Where's the messiah?
Tuesday, August 1, 2000 by Dave Winer.
I'm writing about music again. So what else is new?
This piece is brought to you by Madonna. (An old tradition for those who are new to DaveNet.)
Strike a pose.
Strike a pose.
Look around, everywhere you turn, it's everywhere that you go, you try everything you can to escape the pain of life that you know, strive to be something better than you are today, get away, it's on the dance floor, let your body move to the music, come on vogue, let your body go with the flow.
Ooooh. Let me catch my breath. Whew.
Music. Get up on the dance floor. She's still singin!
Music. That's what's going on these days, music on the Internet is the catalyst for everything else on the Internet. Middlemen grabbing headlines, taking shots at other middlemen, Napster is down, Napster is back. Napster, Napster, Napster. Those who know better scold the music industry, rightly so, for focusing all the attention on Napster, now their flow is booming at unprecedented levels. But what can Napster do with the flow? They can't settle with the music industry. Nowhere to go. They can't let their body go with the flow.
Wait. In the meantime the users download free music, the artists still aren't being paid, and everyone wants to know how it's going to shake out.
The Wall Street Journal took a totally cheap shot at Napster, in a much-cited article, they say Napster is open with others' intellectual property, but jealously guards its own. The charges are worth about a paragraph of rebuttal. A short one.
I own no Napster stock, have no interest in the company. I use their product but so do 20 million other people. I have a lot of experience with open and closed protocols in the software industry. Napster's is open. It's one of the first things I checked out.
There are at least two sides to the technology industry in the music-on-the-Internet revolution.
On one side, pity the Internet music companies, started before the Napster craze; the ones who have been trying to work with the music industry. They've been playing by the rules, while Napster blew through them. It's impossible to know what kinds of deals they've made with the music industry, but so far none of them have jumped over to the other side, to compete with Napster.
On the other side, there are hardware and system software vendors who merely make devices for recording and playing MP3s. They have nothing to fear from the music industry, because both law and money are on their side. The information technology industry is an order of magnitude larger than the music industry. I have a feeling if it were the other way we wouldn't have writable CD-ROMs.
At the same time, the service agreements of home connectivity providers are as busted as the distribution system of the music companies. Users are prohibited from running servers in their homes. Well, Napster is a server. This opens the door for other kinds of servers. This is good! As a software developer, I know that there's a meditative magic to running a server. There will be lots of cool products in this space, so ISPs, revise those agreements and start promoting. "We're the best for running Napster." Go go go.
There's a new boom coming for sure, as all those happy Napster users will buy bigger hard disks, bigger pipes, new portable music-playing devices, low-power FM transmitters so the music the computer plays can be heard anywhere in the home or office.

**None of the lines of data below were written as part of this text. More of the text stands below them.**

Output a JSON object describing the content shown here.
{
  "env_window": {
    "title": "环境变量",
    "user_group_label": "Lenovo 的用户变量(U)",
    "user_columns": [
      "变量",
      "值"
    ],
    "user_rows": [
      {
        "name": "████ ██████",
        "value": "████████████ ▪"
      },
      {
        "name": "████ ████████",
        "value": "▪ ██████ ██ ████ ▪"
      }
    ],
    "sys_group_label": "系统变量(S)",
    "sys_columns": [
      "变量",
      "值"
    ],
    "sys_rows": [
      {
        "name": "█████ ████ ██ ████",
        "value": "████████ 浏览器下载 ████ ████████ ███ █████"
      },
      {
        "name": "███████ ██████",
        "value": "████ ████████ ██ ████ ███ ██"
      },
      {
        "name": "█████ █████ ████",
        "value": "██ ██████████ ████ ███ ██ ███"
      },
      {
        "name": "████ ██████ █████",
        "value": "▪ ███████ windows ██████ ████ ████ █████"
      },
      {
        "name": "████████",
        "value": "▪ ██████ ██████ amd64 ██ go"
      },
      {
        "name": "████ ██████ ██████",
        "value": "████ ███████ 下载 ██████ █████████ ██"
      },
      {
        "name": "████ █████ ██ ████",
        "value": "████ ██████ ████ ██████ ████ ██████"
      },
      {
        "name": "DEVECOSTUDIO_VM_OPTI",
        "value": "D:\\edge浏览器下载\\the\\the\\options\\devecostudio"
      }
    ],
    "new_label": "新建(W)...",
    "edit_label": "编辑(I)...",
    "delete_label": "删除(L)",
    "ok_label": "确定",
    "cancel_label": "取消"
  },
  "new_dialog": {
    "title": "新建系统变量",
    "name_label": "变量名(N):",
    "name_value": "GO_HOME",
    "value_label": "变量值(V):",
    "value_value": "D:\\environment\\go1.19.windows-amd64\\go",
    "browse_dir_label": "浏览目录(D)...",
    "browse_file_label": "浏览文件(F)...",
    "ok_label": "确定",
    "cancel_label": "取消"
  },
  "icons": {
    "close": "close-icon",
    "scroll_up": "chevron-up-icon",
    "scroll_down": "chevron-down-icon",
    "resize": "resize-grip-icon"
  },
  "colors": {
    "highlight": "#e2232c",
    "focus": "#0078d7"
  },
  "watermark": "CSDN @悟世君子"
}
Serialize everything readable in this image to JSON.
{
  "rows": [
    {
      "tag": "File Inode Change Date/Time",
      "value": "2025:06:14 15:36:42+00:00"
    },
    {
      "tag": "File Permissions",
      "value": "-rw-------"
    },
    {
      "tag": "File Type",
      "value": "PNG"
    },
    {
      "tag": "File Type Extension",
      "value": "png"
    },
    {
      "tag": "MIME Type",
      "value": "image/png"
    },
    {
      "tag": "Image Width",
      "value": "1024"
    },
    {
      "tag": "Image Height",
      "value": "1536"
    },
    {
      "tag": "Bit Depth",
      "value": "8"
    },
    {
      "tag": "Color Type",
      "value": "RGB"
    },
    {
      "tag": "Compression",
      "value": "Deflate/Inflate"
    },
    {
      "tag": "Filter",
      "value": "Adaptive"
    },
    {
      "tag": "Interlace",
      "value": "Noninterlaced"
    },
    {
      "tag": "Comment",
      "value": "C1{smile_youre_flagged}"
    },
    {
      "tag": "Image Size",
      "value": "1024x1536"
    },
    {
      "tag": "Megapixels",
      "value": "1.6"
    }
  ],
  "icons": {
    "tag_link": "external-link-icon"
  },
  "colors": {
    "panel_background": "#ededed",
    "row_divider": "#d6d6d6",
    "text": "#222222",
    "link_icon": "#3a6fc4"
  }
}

As this happens, as we throw out the old bosses, the Hollywood execs who are still having the wrong argument with the wrong people, what's the likelihood that the new bosses, whoever they are, will be any more freedom-loving than the old ones? In other words, what's the chance that there will be an explosion of creativity and expression to go along with the huge wealth that will be created from the economic shift?
This is the question that Steve Wozniak keeps asking. It's the right question. Don't trust a middleman who says "You can trust me." Never. The moment will come when we will be asked to do that. Trust me. ;->
Middlemen, middlemen, everywhere you look. Lots of users. Many of them like getting music for free. The artists still aren't getting paid. They want the problem to go away. That's not realistic.
So, will the new be better than the old?
I don't know the answer to this question.
Find me an inspiring musician who loves using and creating for the Internet. That's someone I want to work with. That could be our messiah, the Beatles of the new medium.
I'm not kidding about messiah-hood. John Lennon said the Beatles were more popular than Christ. When he defended himself I understood what he meant. He didn't mean disrespect to Christ. It was a simple (and true) observation. People cared more what Lennon thought.
That's the kind of musician I want.
Until he or she or they come it's going to be middlemen and moneymakers, frustrating each other, fighting over money. Eventually, probably soon, the music industry will feel it in the pocketbook, and then it will die.
Will more music be made? I think so. Will the artists get paid? Maybe not.
There has to be artistic possibility in this new medium. A new kind of inspiration, musical, emotive, strong, not afraid of the Internet. When that comes online, however it comes, then we'll know what this medium really means.